Part one of our series explored whether or not FBA sellers should explore wholesaling. Today’s post assumes you’ve decided to take that leap!
Before we get into the subject of wholesale buying for your business, I want to address a common misconception among folks new to wholesale. When I did an interview a few months ago on FBARadio with an FBA seller who was selling all wholesale merchandise at the time, the most asked question was, “How Do I Get Started?” The audience was amazed, because when the seller explained her processes; which included placing her repeat orders, having them shipped to her home, relabeling them and shipping them out to Amazon in the same boxes they came in, it sounded so much simpler than what they were doing. Most of them had been out every day in thrift and retail stores sourcing inventory for hours each day, loading it into their car, finding or purchasing boxes, removing price sticker labels and then fitting it into the right boxes to get it ready for UPS.
The wholesale method seemed ‘easy’ to our audience but they were missing a large piece. I have since worked with two clients to help them get started in wholesale and they have quickly found out that wholesale sourcing is not necessarily easier or less time consuming; it’s just that your time is spent differently. A lot of research goes into wholesale sourcing. You will be spending a lot of hours on your computer and on the phone (rather than in your car in traffic and stores, as with the more traditional sourcing you might be familiar with).

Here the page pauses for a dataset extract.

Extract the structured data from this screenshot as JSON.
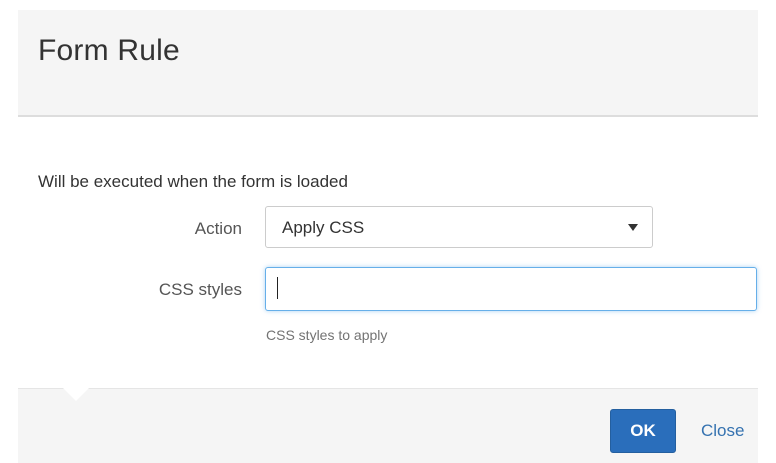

In my earlier article on this subject, I introduced a few sites where you can find wholesalers. Now I’d like to delve a little deeper into DOBA, Worldwide Brands and Alibaba. Remember, as we discuss these sites that these are large companies with large marketing budgets. You will not be the first, the one hundredth or even the one thousandth person discovering their sites. Each site will require a lot of hours digging for that deal that the other members haven’t found yet. And also keep in mind that wholesaling is not a one-and-done method. Even after all that work discovering that diamond product, eventually others will find it and you will need to move on. So remember this mantra, “Always Keep Sourcing!” Even when you are content with your product mix and sales, keep searching, because you should always have more products in the pipeline.
DOBA bills itself as a site for drop shippers and you can’t use drop shipping with FBA so you may wonder why it is here? I chose to include DOBA because I believe they can offer a route to finding true wholesalers. Many of the companies that offer drop shipping are, indeed, wholesalers. If you can find a promising product through their drop shipping offers, there is nothing to prevent you from contacting them to arrange a wholesale deal. DOBA offers a free 7 day trial. You must enter your credit card information to sign up for the trial and remember to cancel before the 7 days end or you will be charged $59.95 per month. They also have a yearly offer.
Worldwide Brands is the largest, longest lasting (1999) and most respected of the three companies I’ll be talking about. They offer resources for drop-shipping, light bulk wholesale (wholesale with lower minimum orders) and wholesale purchases. They currently list over 8.2 million products and the cost is a yearly fee of $299; this can be paid in 2 payments of $110 plus the down payment of $99).
Alibaba is a connector website. There is no membership necessary and it exists to help merchants connect with Asian manufacturers and wholesalers. I have several business associates who have made successful connections using this site and are very pleased as they have expanded their import business through those connections. My caution here is that I believe this site is best used by advanced sellers who have already gotten their feet wet with in-country wholesalers. Learning wholesale is one thing and learning to import is another skill-set entirely. I believe learning one at a time is the best course.
Now that we have covered the three businesses I mentioned in the last article, I am going to give you my recommendations and tell you how I found the wholesalers I work with today. First, my story. I found several of the wholesalers I work with today through selling their products in another way. Perhaps I purchased them off a retail store clearance rack, or I found them while doing a web search and was intrigued with the product. My eBay business, Kat’s Boutique, specializes in items invented by women and used by women, so my antennae are attuned to these type products wherever I see or hear of them, and I seek them out. Once I have the product in my hand, I use the label and the internet to find a place to buy. I just keep searching. Remember, these products are made to be sold and you want to buy them. It is a perfect match!
Another resource I have used successfully is Web Wholesaler Magazine. Free to peruse – it’s chock full of good information.
My best advice, after you have started watching and reading, as I mentioned above, is to attend a couple of trade shows. These can be very overwhelming so if you can’t get an experienced friend to act as a guide, or have time to fit in Lisa Suttora’s excellent course on wholesale and trade shows, then leave your wallet at home! You will need to be a registered business to attend a trade show. Each show has its own rules regarding what you’ll need to prove this, ranging from your business check book to just a business card. This website lists most of the larger gift shows and will give you a link to check out their requirements. Again I caution, take Lisa’s course before you go, or take an experienced person along as a guide. If you can’t do either of those, count on your first show strictly being a chance to look and learn.
Now, get out there and source! Oh, and please leave your favorite tip below for others to learn from!